3) The designers on my team, to set them up for success, and to ensure we’re doing high quality design work.

What advice would you give for those interested in kick starting a design career?

Think about the humans first, then the pixels.

I’m aware that it is getting increasingly harder for graduates to enter the industry, but the cultural landscape is changing so fast that any company that wants to be future proof should be investing in them. However, it does require a certain maturity in the organisation to be able to support them, so they‘re able to learn and excel at the same time.

I’ve also noticed that there is an increase in the number of folks switching careers into design, who bring with them a wealth of experience. Our UX research team has had quite a bit of success with bringing in junior level researchers who’ve worked as linguists or teachers but want to move into product development. Someone who has domain expertise but isn’t afraid to question what they know is invaluable.

What are your thoughts on burnout?

It’s totally real and it’s very prevalent. However, in my experience, burnout is not just caused due to excessive time spent working, although all the virtual meetings are tiring no doubt. What’s less spoken about is that it’s got a lot to do with the quality of that time spent working — is there a mismatch between what you find meaningful and what you’re working on, are you learning and being adequately challenged at work, are your efforts valued & recognized in your workplace, does your manager care about you and your growth, do the details that you sweat about as a designer actually see the light of day, is there cohesion & harmony on your team, do you have a supportive community of peers, etc.? All these factors contribute to lack of motivation, engagement and burnout.

Quite a few organizations are now providing mental health support to their employees including the option to take time off, which is a great first step.
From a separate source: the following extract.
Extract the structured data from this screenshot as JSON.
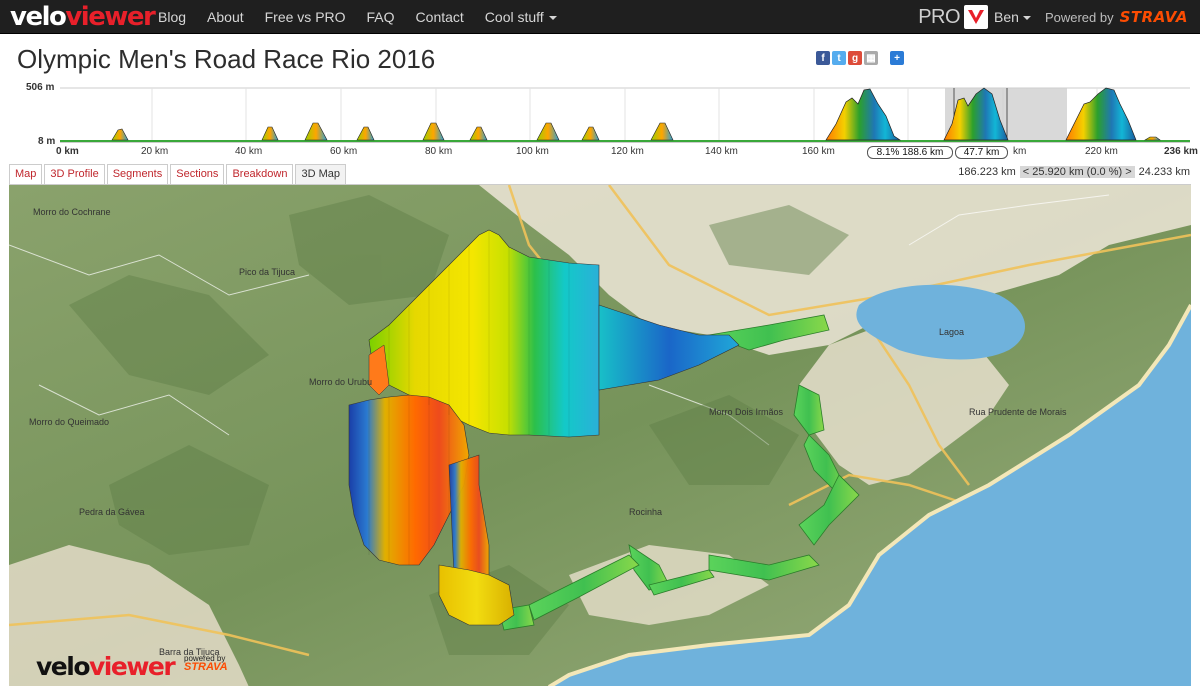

The next step is to address the causes, and not just treat the symptoms.



Luis Ouriach
8px Magazine

Design and community @FigmaDesign, newsletter writer, co-host @thenoisepod, creator of @8pxmag. Sarcastic.